To tame this tiger (or tigress) will require finesse, skill and a delicate touch.  So start by spending time with them.  Find out what makes them tick, get to understand what drives them and then build on this.  For example, if recognition is key, turn some of their customers into detailed case studies – get their clients to highlight the ‘Added Value’ that the individual brings and acknowledge this. 

Perhaps they get frustrated by ‘red tape’.  If they do, a junior staff member can job shadow them and help with the administration. 

It might be that they just don’t agree with the sales process.  If so, get them to identify the stages they go through – perhaps it’s something that could be used to develop the overall sales training approach?
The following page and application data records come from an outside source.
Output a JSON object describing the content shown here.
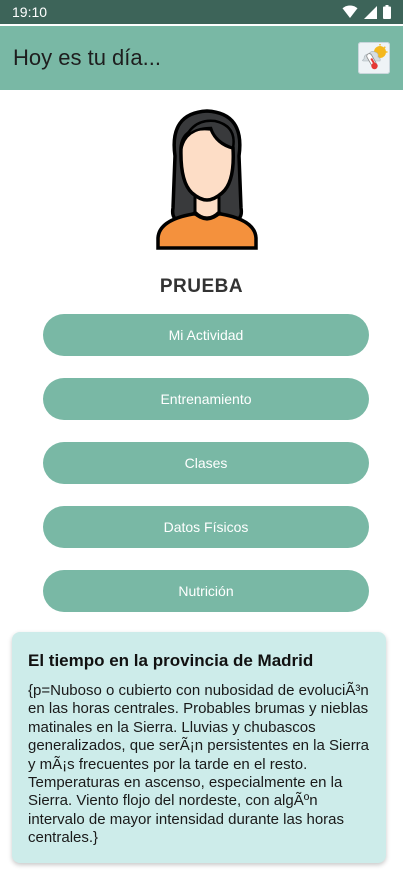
{
  "status_bar": {
    "time": "19:10",
    "icons": [
      "wifi-icon",
      "signal-icon",
      "battery-icon"
    ]
  },
  "app_bar": {
    "title": "Hoy es tu día...",
    "weather_icon": "weather-thermometer-icon"
  },
  "profile": {
    "name": "PRUEBA",
    "avatar": "woman-avatar"
  },
  "menu": {
    "items": [
      {
        "label": "Mi Actividad"
      },
      {
        "label": "Entrenamiento"
      },
      {
        "label": "Clases"
      },
      {
        "label": "Datos Físicos"
      },
      {
        "label": "Nutrición"
      }
    ]
  },
  "weather": {
    "title": "El tiempo en la provincia de Madrid",
    "text": "{p=Nuboso o cubierto con nubosidad de evoluciÃ³n en las horas centrales. Probables brumas y nieblas matinales en la Sierra. Lluvias y chubascos generalizados, que serÃ¡n persistentes en la Sierra y mÃ¡s frecuentes por la tarde en el resto. Temperaturas en ascenso, especialmente en la Sierra. Viento flojo del nordeste, con algÃºn intervalo de mayor intensidad durante las horas centrales.}"
  },
  "colors": {
    "status_bar": "#3d6459",
    "primary": "#79b8a5",
    "card": "#cdecea"
  }
}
It’s about getting closer to these individuals and using their skills to highlight additional opportunity for the organisation.  By spending time with them and getting them involved on this level, you can achieve this. 

If you would like a few suggestions how this can be practically applied to your business, give me a call on 07971 006 446 and we can talk it through.


Don’t let conference inertia creep into your business

September 30, 2009

Group PhotoYou’ve just had the conference or team meeting, the staff got wildly enthusiastic and everyone’s excited about the future, but when next week arrives it’s back to normal.  ‘What next’?

‘What next’ is perhaps, the most crucial aspect of conference planning, as it is really the starting point?  So, it is essential that all the participants go away with a clear message of what needs doing next, and how it will be achieved. 

And the only way to do this is through continuity.

And by this I mean constructing a route through the whole process. 

It will go something like this; keynote speeches feed in to relevant workshops, which result in identified strategies and objectives, which are translated into workplace action, measured through the achievement of KPI’s, rewarded through performance remuneration and followed-up through 1 two 1’s, resulting in feedback to complete the loop.

This is much more difficult to construct in practice, as it is so easy to overcomplicate matters.

Maintaining clear goals with clarity is absolutely essential.  The temptation is always to add a bit more. 

And in this case more is less, so resist it.

So, there you are.  When you plan your next event, think backwards!